It's the age-old dilemma for wealth managers: when is the right time to pull your clients' money from a fund?
In an ideal world, a fund manager would be like a puppy - for life. But things rarely work out that way.
Whether it's poor performance, a change in style or a manager moves to a rival, you may decide you have to move your clients' money before you would have liked to.
As fund selectors, it's our job to spot the warning signs before they threaten your clients' returns.
However, there are certain red flags that all wealth managers should be aware of so they can take the appropriate action if necessary.
When a fund manager leaves, it's often big news, particularly in the trade press - and for good reason.

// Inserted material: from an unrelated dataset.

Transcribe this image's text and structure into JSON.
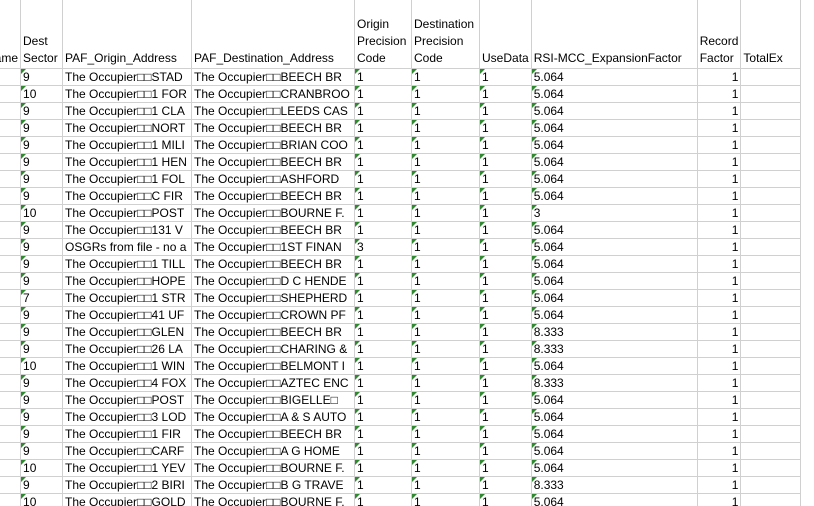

Managers are often the trigger-pullers, the ones ultimately calling the big shots when it comes to which firms a fund should invest in and which ones it shouldn't.

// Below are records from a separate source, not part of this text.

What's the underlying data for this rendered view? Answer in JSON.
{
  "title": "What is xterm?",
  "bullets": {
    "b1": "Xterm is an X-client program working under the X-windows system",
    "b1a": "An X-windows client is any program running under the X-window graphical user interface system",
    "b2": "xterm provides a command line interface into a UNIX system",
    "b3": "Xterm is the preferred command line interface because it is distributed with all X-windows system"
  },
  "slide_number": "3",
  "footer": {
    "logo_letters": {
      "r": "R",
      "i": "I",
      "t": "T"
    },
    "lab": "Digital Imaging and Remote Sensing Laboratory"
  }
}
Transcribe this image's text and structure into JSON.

But they are supported by a team of researchers, risk experts and salespeople, all of whom play a vital role in a well-functioning strategy.
So, when you see headlines that a raft of salespeople have left an asset manager, for example, it should raise concern.
While there may be a perfectly reasonable explanation for this, in our experience it is typically because the sales staff feel as though they don't have funds of sufficient quality to sell.
Similarly, when key members of the risk team leave, it may well be a sign that they are having little influence over the bets taken by the manager, which is a dangerous position to be in.
Equally worrying is when key members of staff leave and are not replaced.
Again, there may be a good reason for this, but it could also be a sign the asset manager is struggling financially and so is forced to cut costs.
While key staff leaving is worrying, a takeover by a rival asset manager presents its own set of problems.
For us, this is one of the biggest red flags there is as you never truly know how a takeover will affect the culture of a firm.
The main worry for us is that the asset manager we have backed goes from being investment-orientated to sales-orientated. While that in itself isn't a guarantee that performance will dip, the chances increase significantly.
We have also seen cases where a small, well-run, successful fund that we liked is pushed heavily by the new owners so they can profit from having larger assets under management. Again, this is often accompanied by a drop in performance.
In a takeover situation, there is also a heightened risk that existing staff with either be let go or leave to find opportunities elsewhere.
Many studies have shown that funds that grow too large often suffer from underperformance.
Therefore, we find it concerning when a manager takes on lots of assets in a relatively short space of time.
In this scenario, we may choose to de-rate a manager that we believe is simply growing a fund to collect higher fees, particularly if we can see a dip in performance.
Slightly less conspicuous - but equally alarming - is when an asset manager sets up a clone of a successful existing fund but merely calls it ‘sustainable' or ‘focused'. For us, that is merely a veiled attempt to make money off a successful strategy.
When we choose fund managers, philosophy and process are possibly the most important factors in our decision process.
Therefore, when we see a manager who used to invest solely in large-caps start to foray into smaller or unquoted companies, it raises alarm bells.
Unless you are a professional fund selector that gets access to a fund's entire holdings list, it can be difficult to spot.
However, sometimes a manager may publicly announce a change in the fund's mandate, either in the press or in a quarterly fact sheet.
While these are not an exhaustive list of red flags, they do go to show that seemingly small events and actions could potentially have a detrimental affect on your client's portfolios.
And, more than anything, it goes to show that fund managers often really aren't for life.
Nick Samuels is head of manager research at Redington